Clear Lake (168) (Linn)

Reachcode: 17090004007099 | Area: 149.1 acres | Shoreline: 3.8 mi | View on Interactive Map

(From Atlas of Oregon Lakes, Johnson et al. 1985).  One of eleven in the state with the same name, this Cascade mountain lake is well known as the source of the beautiful McKenzie River. It lies in forested terrain marked by numerous recent lava flows. Clear Lake is one of the most obvious examples in Oregon of a lake formed by a lava dam. About 3000 years ago hot lava, issuing from a vent in the Sand Mountain Line of craters to the east, poured across the McKenzie River, impounding its flow. The quickly-formed lake inundated a standing Douglas fir forest and dozens of snags are still located on the lake floor, partially preserved by the cold waters. This "underwater forest" can be seen through the remarkably clear waters and is a popular destination for boaters and scuba divers. Stream patterns in the drainage basin have been altered considerably in recent geologic times; lava has buried so many of the old river channels that much of the area is now drained by groundwater flow. Clear Lake is fed chiefly by large springs along the north and east shore; the largest of these is Big Spring, which gushes dramatically into the lake with a flow of ice cold water. 

Clear Lake has long been an attractive recreation spot.
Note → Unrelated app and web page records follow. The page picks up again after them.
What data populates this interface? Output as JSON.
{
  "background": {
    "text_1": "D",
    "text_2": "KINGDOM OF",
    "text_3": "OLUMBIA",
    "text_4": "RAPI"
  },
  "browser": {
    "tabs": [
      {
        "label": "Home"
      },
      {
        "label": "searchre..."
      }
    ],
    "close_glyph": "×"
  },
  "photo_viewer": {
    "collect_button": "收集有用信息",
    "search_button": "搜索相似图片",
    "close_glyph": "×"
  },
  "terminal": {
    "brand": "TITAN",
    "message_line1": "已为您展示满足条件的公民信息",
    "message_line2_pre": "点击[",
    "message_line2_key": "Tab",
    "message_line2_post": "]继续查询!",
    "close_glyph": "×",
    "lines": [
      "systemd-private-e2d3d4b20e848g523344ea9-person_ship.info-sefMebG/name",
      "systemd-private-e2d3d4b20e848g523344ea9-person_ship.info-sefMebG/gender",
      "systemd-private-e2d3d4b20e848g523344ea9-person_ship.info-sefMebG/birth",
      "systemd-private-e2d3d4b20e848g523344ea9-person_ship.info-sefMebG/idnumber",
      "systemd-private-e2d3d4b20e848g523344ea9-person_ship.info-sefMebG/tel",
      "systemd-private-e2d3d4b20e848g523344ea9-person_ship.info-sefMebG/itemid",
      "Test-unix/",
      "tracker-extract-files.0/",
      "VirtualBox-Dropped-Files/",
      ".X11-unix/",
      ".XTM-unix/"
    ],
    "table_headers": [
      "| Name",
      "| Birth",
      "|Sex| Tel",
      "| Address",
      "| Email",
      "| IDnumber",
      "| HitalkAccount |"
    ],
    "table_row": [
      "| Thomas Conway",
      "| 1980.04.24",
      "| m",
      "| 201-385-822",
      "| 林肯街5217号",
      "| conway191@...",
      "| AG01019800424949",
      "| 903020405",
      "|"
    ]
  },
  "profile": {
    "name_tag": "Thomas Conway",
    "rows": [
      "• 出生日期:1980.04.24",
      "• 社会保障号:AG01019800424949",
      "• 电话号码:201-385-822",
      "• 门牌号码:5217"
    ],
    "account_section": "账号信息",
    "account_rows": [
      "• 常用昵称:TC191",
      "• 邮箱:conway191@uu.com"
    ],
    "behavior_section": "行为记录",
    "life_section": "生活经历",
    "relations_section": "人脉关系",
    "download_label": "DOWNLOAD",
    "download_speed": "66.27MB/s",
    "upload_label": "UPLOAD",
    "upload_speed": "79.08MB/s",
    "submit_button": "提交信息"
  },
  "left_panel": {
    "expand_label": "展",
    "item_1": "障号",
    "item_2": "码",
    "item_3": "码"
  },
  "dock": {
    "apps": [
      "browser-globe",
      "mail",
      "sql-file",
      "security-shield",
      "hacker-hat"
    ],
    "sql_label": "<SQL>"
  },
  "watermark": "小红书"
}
The Santiam Fish and Game Association leases the lake from the National Forest and operates a small resort with cabins. A Forest Service campground is also available for visitor use. The Association is a sportsman's club, one of many throughout the state affiliated with the Oregon Wildlife Federation. Combined efforts of these organizations, public and private, have been instrumental in the protection of a quality recreation experience and the preservation of the resource. No motorboats are allowed on the lake. Fishing is usually good throughout the season. Both rainbow and eastern brook trout are stocked and there are some native cutthroat trout. There are apparently no trash fish in the lake. 

Chemically and biologically, Clear Lake is unusual in a number of respects. Although the underwater trees are not "petrified," decomposition has been very slow because of the low level of biological activity in the water. The lake is also unusual in having slightly higher concentrations of major ions than most other Cascade lakes. The fact that inflow is primarily from subsurface drainage in volcanic rock may account for this aspect of the water's chemistry. As the name of the lake implies, the water in the lake is very transparent (Secchi disk depth = 56 feet; 17 meters) and there is very little growth of plankton or rooted macrophytes. Chlorophyl and transparency data indicate that it is ultraoligotrophic. The total phosphorus observation is anomalously high, again perhaps due to the influence of volcanic material on spring flow. Clear Lake is rather deep and may be expected to remain ultraoligotrophic. In spite of intense recreational use, the management history makes this a reasonable expectation.